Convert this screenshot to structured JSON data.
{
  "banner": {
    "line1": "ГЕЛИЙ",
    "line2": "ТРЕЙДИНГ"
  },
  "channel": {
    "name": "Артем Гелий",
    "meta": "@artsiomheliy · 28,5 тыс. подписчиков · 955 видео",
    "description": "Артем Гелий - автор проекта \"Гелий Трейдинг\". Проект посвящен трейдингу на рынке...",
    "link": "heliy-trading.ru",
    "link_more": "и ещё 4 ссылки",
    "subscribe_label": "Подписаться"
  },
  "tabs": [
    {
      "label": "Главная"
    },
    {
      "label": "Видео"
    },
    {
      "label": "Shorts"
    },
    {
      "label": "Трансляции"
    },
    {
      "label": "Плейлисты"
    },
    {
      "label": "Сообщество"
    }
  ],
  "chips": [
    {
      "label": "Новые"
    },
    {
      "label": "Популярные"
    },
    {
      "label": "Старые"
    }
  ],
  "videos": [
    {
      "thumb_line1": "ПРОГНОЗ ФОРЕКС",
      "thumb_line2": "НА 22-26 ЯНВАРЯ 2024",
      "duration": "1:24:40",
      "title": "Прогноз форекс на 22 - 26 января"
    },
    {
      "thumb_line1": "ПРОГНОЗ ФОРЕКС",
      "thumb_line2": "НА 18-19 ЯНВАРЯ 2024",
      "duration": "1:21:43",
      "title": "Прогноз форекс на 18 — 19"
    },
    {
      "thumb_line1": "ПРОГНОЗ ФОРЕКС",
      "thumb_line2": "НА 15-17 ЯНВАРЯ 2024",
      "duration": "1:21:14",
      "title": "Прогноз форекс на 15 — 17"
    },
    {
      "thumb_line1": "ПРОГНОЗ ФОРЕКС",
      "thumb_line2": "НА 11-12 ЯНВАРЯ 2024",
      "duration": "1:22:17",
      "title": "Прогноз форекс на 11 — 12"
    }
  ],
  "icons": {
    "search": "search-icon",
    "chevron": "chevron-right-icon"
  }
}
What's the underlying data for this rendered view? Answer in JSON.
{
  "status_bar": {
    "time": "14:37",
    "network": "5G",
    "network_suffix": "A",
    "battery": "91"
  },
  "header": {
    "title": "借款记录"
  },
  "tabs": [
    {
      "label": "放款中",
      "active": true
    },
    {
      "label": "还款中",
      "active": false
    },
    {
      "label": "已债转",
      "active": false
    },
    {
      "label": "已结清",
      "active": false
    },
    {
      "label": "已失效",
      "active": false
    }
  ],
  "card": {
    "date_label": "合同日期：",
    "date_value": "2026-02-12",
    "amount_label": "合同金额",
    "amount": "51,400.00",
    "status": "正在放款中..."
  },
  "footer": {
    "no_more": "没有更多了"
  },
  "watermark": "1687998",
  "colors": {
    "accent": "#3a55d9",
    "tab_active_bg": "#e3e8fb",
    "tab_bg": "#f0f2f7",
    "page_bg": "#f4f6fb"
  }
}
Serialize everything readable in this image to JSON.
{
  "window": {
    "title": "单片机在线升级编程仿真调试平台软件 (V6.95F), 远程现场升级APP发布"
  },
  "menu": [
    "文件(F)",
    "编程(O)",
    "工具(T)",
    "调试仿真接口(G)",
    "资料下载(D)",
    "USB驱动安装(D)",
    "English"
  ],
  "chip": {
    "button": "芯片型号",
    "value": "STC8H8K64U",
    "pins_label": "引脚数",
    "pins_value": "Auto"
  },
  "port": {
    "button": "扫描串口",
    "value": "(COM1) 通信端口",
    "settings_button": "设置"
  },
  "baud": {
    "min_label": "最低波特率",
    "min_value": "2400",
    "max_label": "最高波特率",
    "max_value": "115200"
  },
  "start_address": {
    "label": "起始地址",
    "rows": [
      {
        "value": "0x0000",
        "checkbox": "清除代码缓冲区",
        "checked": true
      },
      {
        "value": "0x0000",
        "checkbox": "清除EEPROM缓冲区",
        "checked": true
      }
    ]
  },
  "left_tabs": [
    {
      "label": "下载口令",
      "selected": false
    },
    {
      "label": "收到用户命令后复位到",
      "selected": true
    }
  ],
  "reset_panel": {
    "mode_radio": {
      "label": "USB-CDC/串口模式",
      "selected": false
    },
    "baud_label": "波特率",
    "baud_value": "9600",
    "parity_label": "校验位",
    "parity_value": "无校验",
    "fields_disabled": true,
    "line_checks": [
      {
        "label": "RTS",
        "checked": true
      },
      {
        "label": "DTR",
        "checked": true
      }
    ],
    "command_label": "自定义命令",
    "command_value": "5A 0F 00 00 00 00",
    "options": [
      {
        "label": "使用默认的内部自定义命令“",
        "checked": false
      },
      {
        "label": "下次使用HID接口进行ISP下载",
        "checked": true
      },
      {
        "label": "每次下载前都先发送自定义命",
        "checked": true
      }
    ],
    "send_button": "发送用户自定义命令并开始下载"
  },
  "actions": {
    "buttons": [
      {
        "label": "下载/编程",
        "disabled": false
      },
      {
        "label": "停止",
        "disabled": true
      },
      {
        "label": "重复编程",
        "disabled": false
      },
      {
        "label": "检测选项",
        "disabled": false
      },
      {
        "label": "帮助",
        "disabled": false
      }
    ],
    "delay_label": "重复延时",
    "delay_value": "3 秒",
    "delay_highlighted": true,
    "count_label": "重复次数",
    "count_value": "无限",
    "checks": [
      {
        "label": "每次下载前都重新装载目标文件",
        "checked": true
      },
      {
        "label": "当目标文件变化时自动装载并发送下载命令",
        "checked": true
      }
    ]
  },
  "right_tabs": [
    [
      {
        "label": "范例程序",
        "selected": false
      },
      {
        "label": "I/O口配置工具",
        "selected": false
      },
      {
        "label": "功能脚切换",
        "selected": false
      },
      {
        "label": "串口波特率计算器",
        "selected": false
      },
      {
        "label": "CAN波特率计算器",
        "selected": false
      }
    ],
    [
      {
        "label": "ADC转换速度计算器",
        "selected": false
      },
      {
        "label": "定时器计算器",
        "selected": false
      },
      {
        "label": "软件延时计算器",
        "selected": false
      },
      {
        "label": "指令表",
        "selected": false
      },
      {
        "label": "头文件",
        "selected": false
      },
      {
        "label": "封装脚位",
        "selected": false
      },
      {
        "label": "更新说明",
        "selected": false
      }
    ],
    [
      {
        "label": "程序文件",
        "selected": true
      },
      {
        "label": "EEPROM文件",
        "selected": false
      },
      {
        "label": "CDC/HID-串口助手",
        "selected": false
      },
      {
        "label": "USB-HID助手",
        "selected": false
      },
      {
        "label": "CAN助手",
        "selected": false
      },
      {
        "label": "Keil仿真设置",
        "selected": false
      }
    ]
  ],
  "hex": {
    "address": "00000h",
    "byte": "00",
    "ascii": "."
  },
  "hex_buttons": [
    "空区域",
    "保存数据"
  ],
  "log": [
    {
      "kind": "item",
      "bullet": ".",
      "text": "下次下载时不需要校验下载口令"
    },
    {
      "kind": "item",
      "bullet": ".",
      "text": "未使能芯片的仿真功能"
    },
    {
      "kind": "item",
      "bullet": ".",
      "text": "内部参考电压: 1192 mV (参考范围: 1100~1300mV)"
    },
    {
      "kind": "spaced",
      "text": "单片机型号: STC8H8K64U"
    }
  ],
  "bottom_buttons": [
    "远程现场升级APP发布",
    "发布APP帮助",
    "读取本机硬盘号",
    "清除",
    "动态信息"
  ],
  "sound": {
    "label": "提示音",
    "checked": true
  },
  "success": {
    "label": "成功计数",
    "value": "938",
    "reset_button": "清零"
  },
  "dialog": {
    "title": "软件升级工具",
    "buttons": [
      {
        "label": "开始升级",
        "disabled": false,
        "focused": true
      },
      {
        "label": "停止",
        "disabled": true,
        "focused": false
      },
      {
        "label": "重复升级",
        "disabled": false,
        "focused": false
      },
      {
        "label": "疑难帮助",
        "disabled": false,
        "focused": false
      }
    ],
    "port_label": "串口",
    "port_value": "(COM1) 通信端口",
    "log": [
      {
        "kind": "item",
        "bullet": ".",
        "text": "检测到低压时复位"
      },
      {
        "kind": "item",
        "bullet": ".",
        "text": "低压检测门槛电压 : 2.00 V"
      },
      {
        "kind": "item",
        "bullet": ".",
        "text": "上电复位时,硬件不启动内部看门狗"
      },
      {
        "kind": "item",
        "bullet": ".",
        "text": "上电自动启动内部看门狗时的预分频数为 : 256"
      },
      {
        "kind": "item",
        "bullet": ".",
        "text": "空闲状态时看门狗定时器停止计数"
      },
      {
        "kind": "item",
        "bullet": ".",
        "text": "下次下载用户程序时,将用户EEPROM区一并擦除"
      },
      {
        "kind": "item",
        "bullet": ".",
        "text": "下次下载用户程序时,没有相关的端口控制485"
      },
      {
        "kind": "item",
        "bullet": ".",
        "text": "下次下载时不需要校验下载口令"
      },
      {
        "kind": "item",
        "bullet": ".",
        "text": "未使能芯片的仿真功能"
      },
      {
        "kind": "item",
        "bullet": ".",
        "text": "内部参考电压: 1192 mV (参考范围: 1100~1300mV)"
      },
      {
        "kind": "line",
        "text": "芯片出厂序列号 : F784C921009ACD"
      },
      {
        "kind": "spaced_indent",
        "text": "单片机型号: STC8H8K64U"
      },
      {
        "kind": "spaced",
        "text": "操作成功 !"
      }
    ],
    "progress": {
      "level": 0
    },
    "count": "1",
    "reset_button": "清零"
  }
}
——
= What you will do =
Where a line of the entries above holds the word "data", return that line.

= Exercise result =
Convert this screenshot to structured JSON data.
What's the underlying data for this rendered view? Answer in JSON.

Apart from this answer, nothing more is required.